[Data about app and page elements]
======

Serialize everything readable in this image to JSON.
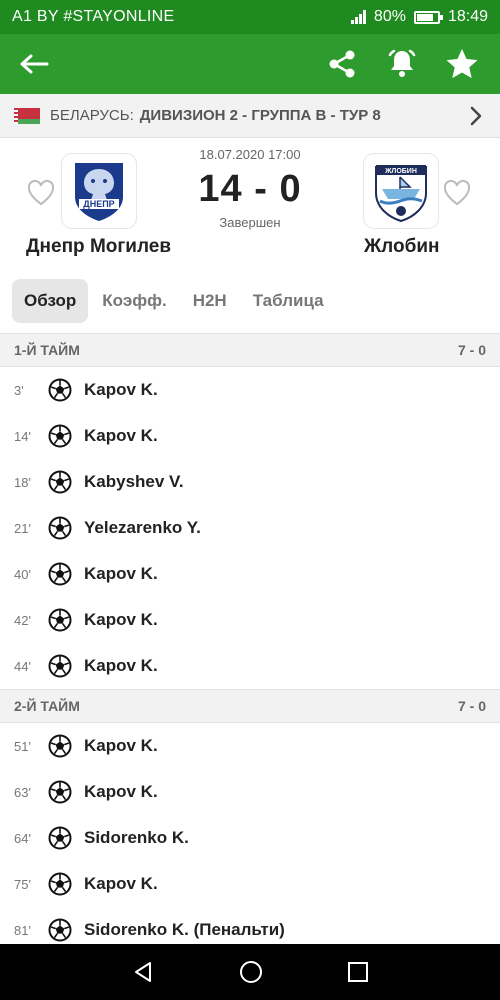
{
  "status_bar": {
    "carrier": "A1 BY #STAYONLINE",
    "battery": "80%",
    "battery_level": 0.8,
    "time": "18:49"
  },
  "app_bar": {
    "icons": [
      "arrow-left-icon",
      "share-icon",
      "bell-icon",
      "star-icon"
    ]
  },
  "league": {
    "country": "БЕЛАРУСЬ:",
    "competition": "ДИВИЗИОН 2 - ГРУППА В - ТУР 8"
  },
  "match": {
    "date": "18.07.2020 17:00",
    "score": "14 - 0",
    "status": "Завершен",
    "home": {
      "name": "Днепр Могилев",
      "logo_text": "ДНЕПР"
    },
    "away": {
      "name": "Жлобин",
      "logo_text": "ЖЛОБИН"
    }
  },
  "tabs": [
    {
      "label": "Обзор",
      "active": true
    },
    {
      "label": "Коэфф.",
      "active": false
    },
    {
      "label": "H2H",
      "active": false
    },
    {
      "label": "Таблица",
      "active": false
    }
  ],
  "halves": [
    {
      "label": "1-Й ТАЙМ",
      "score": "7 - 0",
      "events": [
        {
          "minute": "3'",
          "player": "Kapov K."
        },
        {
          "minute": "14'",
          "player": "Kapov K."
        },
        {
          "minute": "18'",
          "player": "Kabyshev V."
        },
        {
          "minute": "21'",
          "player": "Yelezarenko Y."
        },
        {
          "minute": "40'",
          "player": "Kapov K."
        },
        {
          "minute": "42'",
          "player": "Kapov K."
        },
        {
          "minute": "44'",
          "player": "Kapov K."
        }
      ]
    },
    {
      "label": "2-Й ТАЙМ",
      "score": "7 - 0",
      "events": [
        {
          "minute": "51'",
          "player": "Kapov K."
        },
        {
          "minute": "63'",
          "player": "Kapov K."
        },
        {
          "minute": "64'",
          "player": "Sidorenko K."
        },
        {
          "minute": "75'",
          "player": "Kapov K."
        },
        {
          "minute": "81'",
          "player": "Sidorenko K. (Пенальти)"
        }
      ]
    }
  ],
  "colors": {
    "status_bar": "#1f8a1f",
    "app_bar": "#2e9b2e"
  }
}
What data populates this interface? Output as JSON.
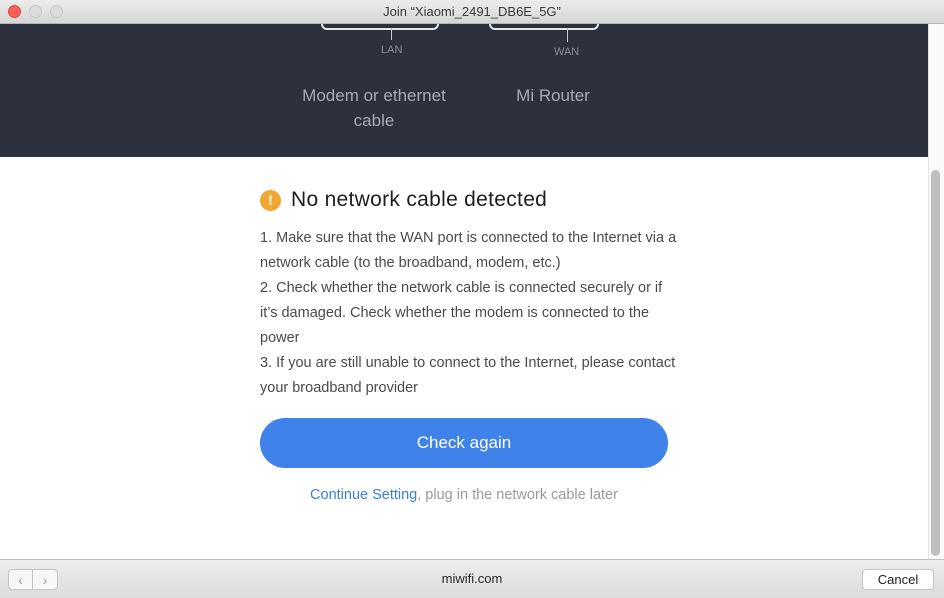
{
  "window": {
    "title": "Join “Xiaomi_2491_DB6E_5G”"
  },
  "hero": {
    "lan_label": "LAN",
    "wan_label": "WAN",
    "modem_label": "Modem or ethernet cable",
    "router_label": "Mi Router",
    "background": "#2c313d"
  },
  "alert": {
    "icon": "warning-icon",
    "icon_glyph": "!",
    "title": "No network cable detected",
    "color": "#f0a832"
  },
  "instructions": [
    "1. Make sure that the WAN port is connected to the Internet via a network cable (to the broadband, modem, etc.)",
    "2. Check whether the network cable is connected securely or if it’s damaged. Check whether the modem is connected to the power",
    "3. If you are still unable to connect to the Internet, please contact your broadband provider"
  ],
  "check_button": {
    "label": "Check again",
    "color": "#3f82ea"
  },
  "continue": {
    "link": "Continue Setting",
    "rest": ", plug in the network cable later"
  },
  "bottombar": {
    "back_glyph": "‹",
    "forward_glyph": "›",
    "url": "miwifi.com",
    "cancel_label": "Cancel"
  }
}
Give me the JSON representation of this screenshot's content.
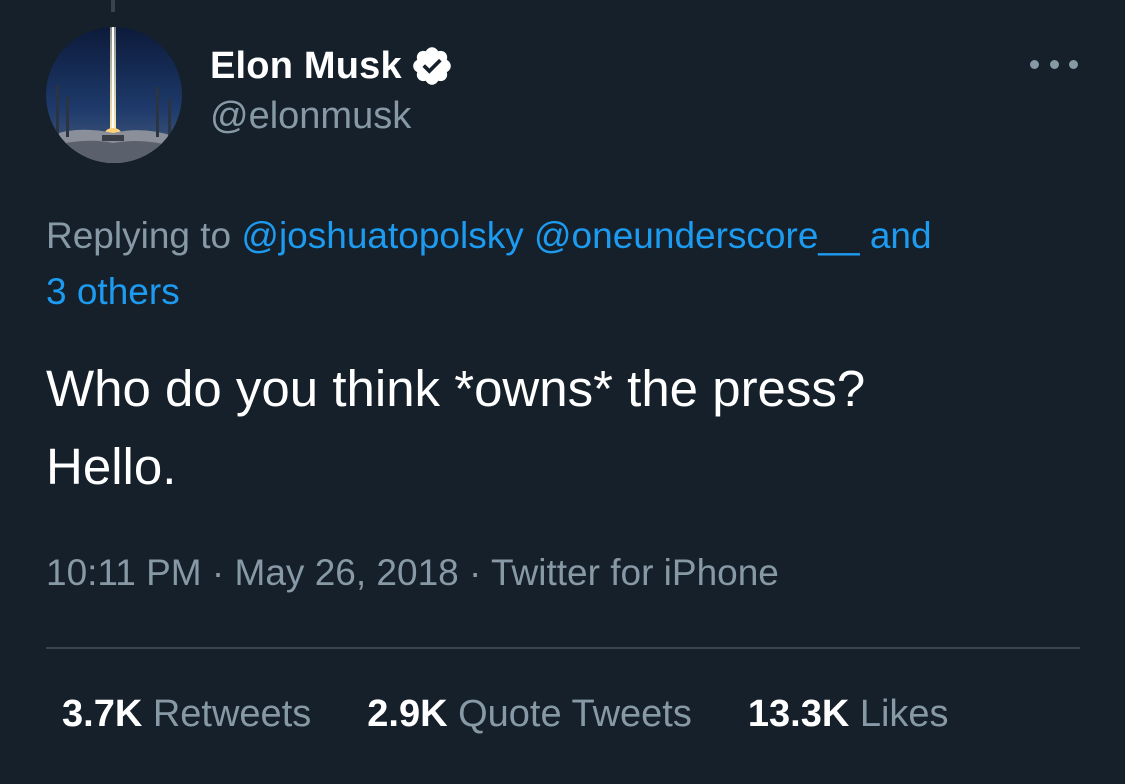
{
  "user": {
    "display_name": "Elon Musk",
    "handle": "@elonmusk",
    "verified": true,
    "avatar_icon": "rocket-launch-avatar"
  },
  "menu_icon": "more-options-icon",
  "reply": {
    "prefix": "Replying to",
    "mentions": [
      "@joshuatopolsky",
      "@oneunderscore__"
    ],
    "joiner": "and",
    "others": "3 others"
  },
  "tweet": {
    "line1": "Who do you think *owns* the press?",
    "line2": "Hello."
  },
  "meta": {
    "time": "10:11 PM",
    "separator": "·",
    "date": "May 26, 2018",
    "source": "Twitter for iPhone"
  },
  "stats": [
    {
      "count": "3.7K",
      "label": "Retweets"
    },
    {
      "count": "2.9K",
      "label": "Quote Tweets"
    },
    {
      "count": "13.3K",
      "label": "Likes"
    }
  ],
  "colors": {
    "background": "#15202b",
    "link": "#1d9bf0",
    "secondary_text": "#8899a6",
    "divider": "#38444d"
  }
}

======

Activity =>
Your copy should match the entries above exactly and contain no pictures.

Answer to this exercise =>
Serialize everything readable in this image to JSON.
{
  "status_bar": {
    "carrier": "A1 BY #STAYONLINE",
    "battery": "80%",
    "battery_level": 0.8,
    "time": "18:49"
  },
  "app_bar": {
    "icons": [
      "arrow-left-icon",
      "share-icon",
      "bell-icon",
      "star-icon"
    ]
  },
  "league": {
    "country": "БЕЛАРУСЬ:",
    "competition": "ДИВИЗИОН 2 - ГРУППА В - ТУР 8"
  },
  "match": {
    "date": "18.07.2020 17:00",
    "score": "14 - 0",
    "status": "Завершен",
    "home": {
      "name": "Днепр Могилев",
      "logo_text": "ДНЕПР"
    },
    "away": {
      "name": "Жлобин",
      "logo_text": "ЖЛОБИН"
    }
  },
  "tabs": [
    {
      "label": "Обзор",
      "active": true
    },
    {
      "label": "Коэфф.",
      "active": false
    },
    {
      "label": "H2H",
      "active": false
    },
    {
      "label": "Таблица",
      "active": false
    }
  ],
  "halves": [
    {
      "label": "1-Й ТАЙМ",
      "score": "7 - 0",
      "events": [
        {
          "minute": "3'",
          "player": "Kapov K."
        },
        {
          "minute": "14'",
          "player": "Kapov K."
        },
        {
          "minute": "18'",
          "player": "Kabyshev V."
        },
        {
          "minute": "21'",
          "player": "Yelezarenko Y."
        },
        {
          "minute": "40'",
          "player": "Kapov K."
        },
        {
          "minute": "42'",
          "player": "Kapov K."
        },
        {
          "minute": "44'",
          "player": "Kapov K."
        }
      ]
    },
    {
      "label": "2-Й ТАЙМ",
      "score": "7 - 0",
      "events": [
        {
          "minute": "51'",
          "player": "Kapov K."
        },
        {
          "minute": "63'",
          "player": "Kapov K."
        },
        {
          "minute": "64'",
          "player": "Sidorenko K."
        },
        {
          "minute": "75'",
          "player": "Kapov K."
        },
        {
          "minute": "81'",
          "player": "Sidorenko K. (Пенальти)"
        }
      ]
    }
  ],
  "colors": {
    "status_bar": "#1f8a1f",
    "app_bar": "#2e9b2e"
  }
}
What data populates this interface? Output as JSON.
{
  "window": {
    "title": "Join “Xiaomi_2491_DB6E_5G”"
  },
  "hero": {
    "lan_label": "LAN",
    "wan_label": "WAN",
    "modem_label": "Modem or ethernet cable",
    "router_label": "Mi Router",
    "background": "#2c313d"
  },
  "alert": {
    "icon": "warning-icon",
    "icon_glyph": "!",
    "title": "No network cable detected",
    "color": "#f0a832"
  },
  "instructions": [
    "1. Make sure that the WAN port is connected to the Internet via a network cable (to the broadband, modem, etc.)",
    "2. Check whether the network cable is connected securely or if it’s damaged. Check whether the modem is connected to the power",
    "3. If you are still unable to connect to the Internet, please contact your broadband provider"
  ],
  "check_button": {
    "label": "Check again",
    "color": "#3f82ea"
  },
  "continue": {
    "link": "Continue Setting",
    "rest": ", plug in the network cable later"
  },
  "bottombar": {
    "back_glyph": "‹",
    "forward_glyph": "›",
    "url": "miwifi.com",
    "cancel_label": "Cancel"
  }
}
Give me the JSON representation of this screenshot's content.
{
  "user": {
    "display_name": "Elon Musk",
    "handle": "@elonmusk",
    "verified": true,
    "avatar_icon": "rocket-launch-avatar"
  },
  "menu_icon": "more-options-icon",
  "reply": {
    "prefix": "Replying to",
    "mentions": [
      "@joshuatopolsky",
      "@oneunderscore__"
    ],
    "joiner": "and",
    "others": "3 others"
  },
  "tweet": {
    "line1": "Who do you think *owns* the press?",
    "line2": "Hello."
  },
  "meta": {
    "time": "10:11 PM",
    "separator": "·",
    "date": "May 26, 2018",
    "source": "Twitter for iPhone"
  },
  "stats": [
    {
      "count": "3.7K",
      "label": "Retweets"
    },
    {
      "count": "2.9K",
      "label": "Quote Tweets"
    },
    {
      "count": "13.3K",
      "label": "Likes"
    }
  ],
  "colors": {
    "background": "#15202b",
    "link": "#1d9bf0",
    "secondary_text": "#8899a6",
    "divider": "#38444d"
  }
}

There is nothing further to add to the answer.